A recent data analysis by Statistics Canada reveals that the likelihood of young adults owning a home is significantly influenced by whether or not their parents own a home. While many factors contribute to home ownership rates, the report highlights the strong correlation between parental and offspring housing patterns.
Examining the home ownership rates of individuals born in the 1990s, the study found that 15.1% of this cohort owned a home in 2021. However, among those whose parents did not own a home, the ownership percentage dropped to 8.1% – roughly one in every 11 individuals. On the other hand, if the young adult’s parents own their own home, the ownership ratio jumps to 17.4%, making them more than twice as likely to own a home themselves.
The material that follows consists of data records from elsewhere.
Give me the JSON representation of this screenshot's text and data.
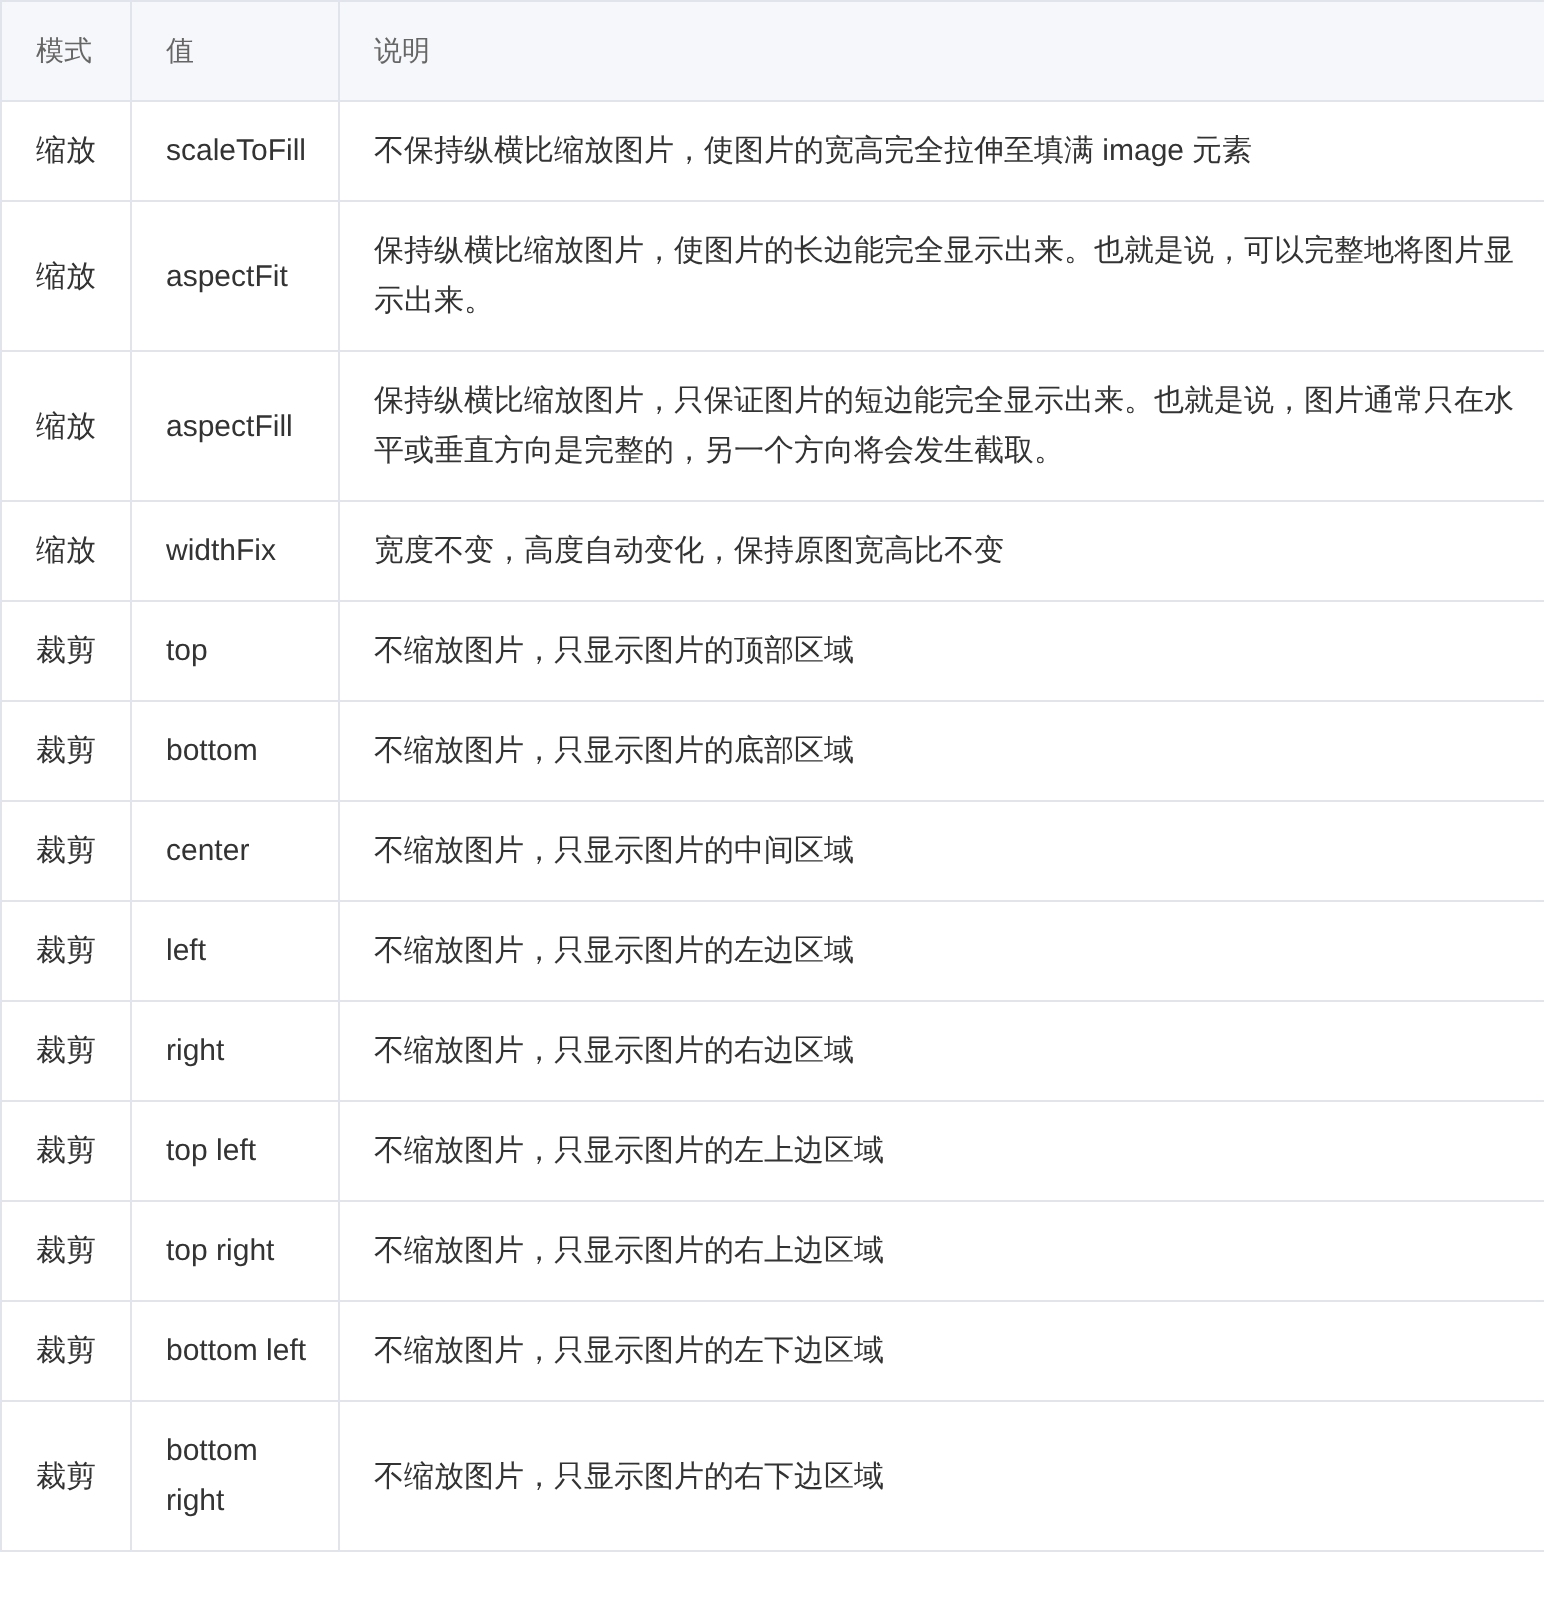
{
  "table": {
    "columns": [
      "模式",
      "值",
      "说明"
    ],
    "rows": [
      [
        "缩放",
        "scaleToFill",
        "不保持纵横比缩放图片，使图片的宽高完全拉伸至填满 image 元素"
      ],
      [
        "缩放",
        "aspectFit",
        "保持纵横比缩放图片，使图片的长边能完全显示出来。也就是说，可以完整地将图片显示出来。"
      ],
      [
        "缩放",
        "aspectFill",
        "保持纵横比缩放图片，只保证图片的短边能完全显示出来。也就是说，图片通常只在水平或垂直方向是完整的，另一个方向将会发生截取。"
      ],
      [
        "缩放",
        "widthFix",
        "宽度不变，高度自动变化，保持原图宽高比不变"
      ],
      [
        "裁剪",
        "top",
        "不缩放图片，只显示图片的顶部区域"
      ],
      [
        "裁剪",
        "bottom",
        "不缩放图片，只显示图片的底部区域"
      ],
      [
        "裁剪",
        "center",
        "不缩放图片，只显示图片的中间区域"
      ],
      [
        "裁剪",
        "left",
        "不缩放图片，只显示图片的左边区域"
      ],
      [
        "裁剪",
        "right",
        "不缩放图片，只显示图片的右边区域"
      ],
      [
        "裁剪",
        "top left",
        "不缩放图片，只显示图片的左上边区域"
      ],
      [
        "裁剪",
        "top right",
        "不缩放图片，只显示图片的右上边区域"
      ],
      [
        "裁剪",
        "bottom left",
        "不缩放图片，只显示图片的左下边区域"
      ],
      [
        "裁剪",
        "bottom right",
        "不缩放图片，只显示图片的右下边区域"
      ]
    ]
  }
}
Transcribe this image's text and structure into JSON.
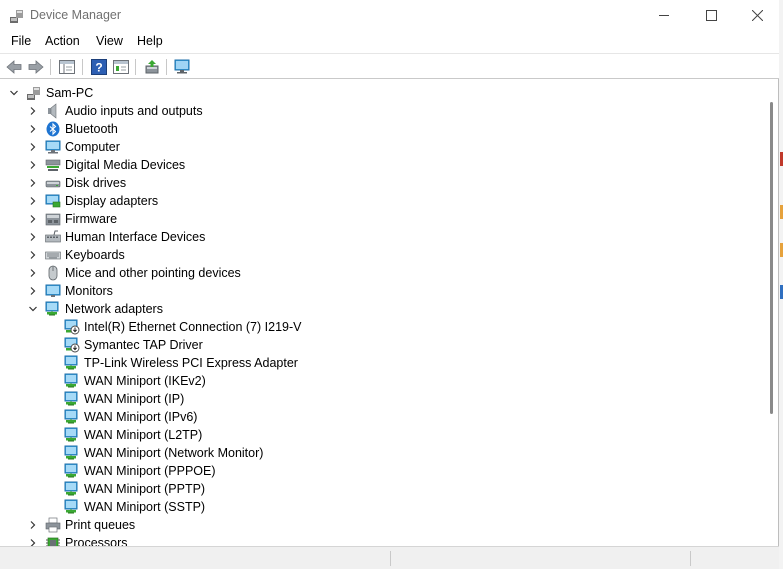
{
  "window": {
    "title": "Device Manager"
  },
  "menu": [
    "File",
    "Action",
    "View",
    "Help"
  ],
  "icons": {
    "toolbar": [
      "back-icon",
      "forward-icon",
      "show-hide-tree-icon",
      "help-icon",
      "properties-icon",
      "update-driver-icon",
      "scan-hardware-icon"
    ]
  },
  "tree": {
    "root": {
      "label": "Sam-PC",
      "expanded": true
    },
    "categories": [
      {
        "label": "Audio inputs and outputs",
        "icon": "speaker-icon",
        "expanded": false
      },
      {
        "label": "Bluetooth",
        "icon": "bluetooth-icon",
        "expanded": false
      },
      {
        "label": "Computer",
        "icon": "computer-icon",
        "expanded": false
      },
      {
        "label": "Digital Media Devices",
        "icon": "media-device-icon",
        "expanded": false
      },
      {
        "label": "Disk drives",
        "icon": "disk-drive-icon",
        "expanded": false
      },
      {
        "label": "Display adapters",
        "icon": "display-adapter-icon",
        "expanded": false
      },
      {
        "label": "Firmware",
        "icon": "firmware-icon",
        "expanded": false
      },
      {
        "label": "Human Interface Devices",
        "icon": "hid-icon",
        "expanded": false
      },
      {
        "label": "Keyboards",
        "icon": "keyboard-icon",
        "expanded": false
      },
      {
        "label": "Mice and other pointing devices",
        "icon": "mouse-icon",
        "expanded": false
      },
      {
        "label": "Monitors",
        "icon": "monitor-icon",
        "expanded": false
      },
      {
        "label": "Network adapters",
        "icon": "network-adapter-icon",
        "expanded": true
      },
      {
        "label": "Print queues",
        "icon": "printer-icon",
        "expanded": false
      },
      {
        "label": "Processors",
        "icon": "processor-icon",
        "expanded": false
      }
    ],
    "network_adapters": [
      {
        "label": "Intel(R) Ethernet Connection (7) I219-V",
        "icon": "network-disabled-icon"
      },
      {
        "label": "Symantec TAP Driver",
        "icon": "network-disabled-icon"
      },
      {
        "label": "TP-Link Wireless PCI Express Adapter",
        "icon": "network-adapter-icon"
      },
      {
        "label": "WAN Miniport (IKEv2)",
        "icon": "network-adapter-icon"
      },
      {
        "label": "WAN Miniport (IP)",
        "icon": "network-adapter-icon"
      },
      {
        "label": "WAN Miniport (IPv6)",
        "icon": "network-adapter-icon"
      },
      {
        "label": "WAN Miniport (L2TP)",
        "icon": "network-adapter-icon"
      },
      {
        "label": "WAN Miniport (Network Monitor)",
        "icon": "network-adapter-icon"
      },
      {
        "label": "WAN Miniport (PPPOE)",
        "icon": "network-adapter-icon"
      },
      {
        "label": "WAN Miniport (PPTP)",
        "icon": "network-adapter-icon"
      },
      {
        "label": "WAN Miniport (SSTP)",
        "icon": "network-adapter-icon"
      }
    ]
  },
  "colors": {
    "accent": "#1e8fd6",
    "network_green": "#3aa832"
  }
}
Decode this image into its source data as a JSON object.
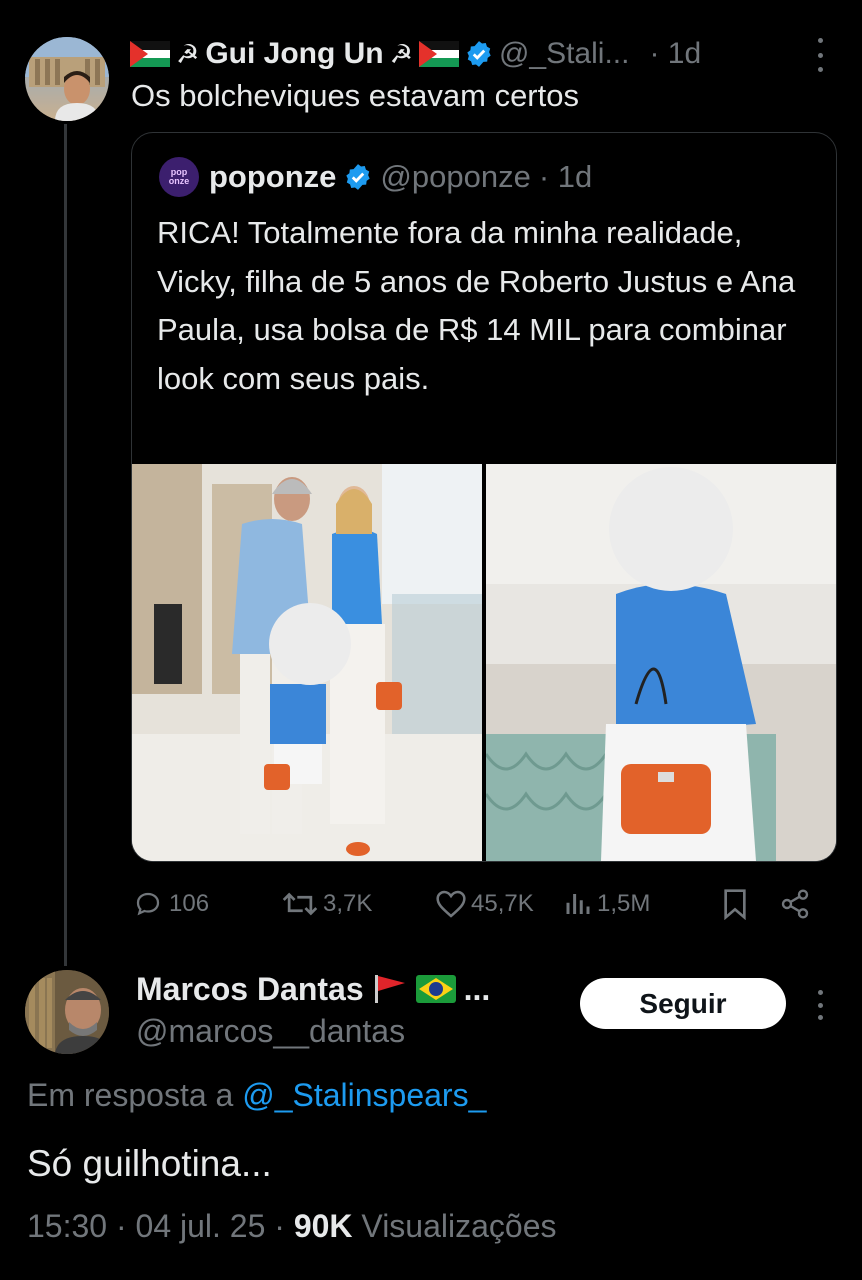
{
  "tweet": {
    "author_name": "Gui Jong Un",
    "author_symbol_left": "☭",
    "author_symbol_right": "☭",
    "handle": "@_Stali...",
    "time": "· 1d",
    "text": "Os bolcheviques estavam certos"
  },
  "quote": {
    "logo_text": "pop\nonze",
    "author_name": "poponze",
    "handle": "@poponze",
    "time": "· 1d",
    "text": "RICA! Totalmente fora da minha realidade, Vicky, filha de 5 anos de Roberto Justus e Ana Paula, usa bolsa de R$ 14 MIL para combinar look com seus pais."
  },
  "actions": {
    "replies": "106",
    "retweets": "3,7K",
    "likes": "45,7K",
    "views": "1,5M"
  },
  "reply": {
    "author_name": "Marcos Dantas",
    "name_suffix": "...",
    "handle": "@marcos__dantas",
    "follow_label": "Seguir",
    "in_reply_prefix": "Em resposta a",
    "in_reply_handle": "@_Stalinspears_",
    "text": "Só guilhotina...",
    "timestamp": "15:30 · 04 jul. 25 ·",
    "views_count": "90K",
    "views_label": "Visualizações"
  },
  "colors": {
    "background": "#000000",
    "text": "#e7e9ea",
    "muted": "#71767b",
    "link": "#1d9bf0",
    "verified": "#1d9bf0"
  }
}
Even more intriguing is the generational effect observed in the data. The study demonstrates that the number of properties owned by the parental generation positively correlates with the likelihood of their children also owning multiple properties. For instance, young adults whose parents own two homes have a 23.8% ownership ratio, while those with parents who own three or more properties see their ownership ratio rise to 27.8%.
It is important to note that the report does not claim a causal relationship between parental and offspring home ownership. However, it does cite research indicating that adult children of homeowners tend to benefit from the financial support provided by their parents. Referred to as “The Bank of Mom and Dad,” this assistance includes help with down payments and the ability to purchase more expensive homes.
In conclusion, parental home ownership significantly influences the likelihood of young adults owning a home. Understanding the impact of parental housing patterns can assist policymakers and researchers in formulating strategies to address homeownership disparities among different socioeconomic backgrounds.
Frequently Asked Questions (FAQ)
1. How did Statistics Canada determine the impact of parental home ownership on young adults?
Statistics Canada conducted a data analysis of home ownership rates among individuals born in the 1990s. They compared the ownership rates of young adults based on whether or not their parents owned a home.
2. What is the correlation between parental and offspring home ownership?
The analysis found that young adults whose parents own a home are more than twice as likely to own a home themselves compared to those whose parents do not own a home.
3. Does the number of properties owned by the parental generation affect the offspring’s home ownership?
Yes, the study revealed a generational effect. The more properties owned by the parents, the more likely their children were to own multiple properties as well.
4. What financial benefits do adult children of homeowners receive?
Research suggests that adult children of homeowners are more likely to receive financial assistance from their parents, such as help with down payments, enabling them to purchase more expensive homes.
5. Can parental home ownership be considered a causal factor in young adults owning homes?
The report does not establish a direct causal relationship but highlights a strong association between parental and offspring home ownership. Factors such as income, age, and province of residence were also taken into account in the analysis.